Though SICB 2014 is positively teeming with cool anole talks and posters, there are plenty of other lizards that are getting a lot of attention. Yesterday, I happened upon a fascinating talk by Travis Hagey, a grad student at the University of Idaho, titled “How geckos stick in nature: ecology and biomechanics of gecko feet.”
Addressing an overflowing room, Hagey used the dramatic diversity of gecko toepads to motivate his central question–can this diversity in toepad morphology be explained by the habitat preferences and perch-use behaviour of these geckos in nature? But going down the path of ecomorphology led to a comparison with anoles: if gecko toepads correlate with their habitat, then what about gecko limb-lengths? Using relationships between limb morphology and perch-type from arboreal anoles as well as rock-dwelling skinks, Hagey left for Queensland, Australia, with three predictions:
1. Geckos with shorter limbs would perch on narrower surfaces
2. Geckos with longer limbs would perch on rocks
3. Geckos with higher clinging ability would perch on steeper perches.
Utilizing a simple measure of lizard clinging ability (the “toe detachment angle,” which is the angle of the clinging surface away from vertical at which a lizard can no longer cling), as well as measuring perch characteristics and limb morphology for 13 species of geckos, Hagey began to look at patterns of ecomorphology. He found that different species occupied dramatically different habitats, with specialization even within the arboreal niche.
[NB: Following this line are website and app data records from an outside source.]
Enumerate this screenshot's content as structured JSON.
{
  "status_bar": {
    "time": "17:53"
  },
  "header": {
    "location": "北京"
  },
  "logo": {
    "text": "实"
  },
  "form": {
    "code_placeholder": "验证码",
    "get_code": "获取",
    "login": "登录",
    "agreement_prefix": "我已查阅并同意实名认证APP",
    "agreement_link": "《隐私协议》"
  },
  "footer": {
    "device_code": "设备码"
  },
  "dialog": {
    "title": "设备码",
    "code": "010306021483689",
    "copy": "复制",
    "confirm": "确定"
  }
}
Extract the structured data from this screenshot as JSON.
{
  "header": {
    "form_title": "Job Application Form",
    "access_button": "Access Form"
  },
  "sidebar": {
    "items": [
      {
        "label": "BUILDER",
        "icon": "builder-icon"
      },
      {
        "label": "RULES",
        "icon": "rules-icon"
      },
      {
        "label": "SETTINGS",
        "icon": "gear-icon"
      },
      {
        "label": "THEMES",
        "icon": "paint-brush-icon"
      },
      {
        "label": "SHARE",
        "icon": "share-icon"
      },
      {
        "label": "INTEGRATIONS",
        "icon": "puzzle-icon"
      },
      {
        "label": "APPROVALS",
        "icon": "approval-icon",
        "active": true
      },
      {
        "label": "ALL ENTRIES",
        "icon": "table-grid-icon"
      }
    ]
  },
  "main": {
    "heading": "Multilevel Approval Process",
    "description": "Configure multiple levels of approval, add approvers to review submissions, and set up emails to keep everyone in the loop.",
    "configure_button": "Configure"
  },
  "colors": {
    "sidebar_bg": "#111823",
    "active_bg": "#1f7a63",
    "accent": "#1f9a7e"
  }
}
Here’s what he found for each prediction:
1. Contrary to expectations, lizards perching on narrower surfaces had relatively longer limbs than average.
2. Having longer upper legs, however, correlated with rock use.
3. A higher clinging ability was correlated with having longer toes and shorter limbs. There was a qualitative or clade-specific relationship between the use of vertical perches and higher clinging ability.
Hagey speculated about the relationship between perch width and limb length in geckos, where he found the opposite pattern from anoles. One distinct possibility is that geckos have, on average, shorter limbs than anoles, meaning that a relatively long-limbed gecko and a relatively short-limbed anole may actually have the same body shape. Hagey is planning a taxonomically broad comparison of body shape and perch use, and hopes to include both geckos and anoles in this dataset–an exciting prospect that could shed light on some remarkable trans-continental convergences in lizard ecomorphology.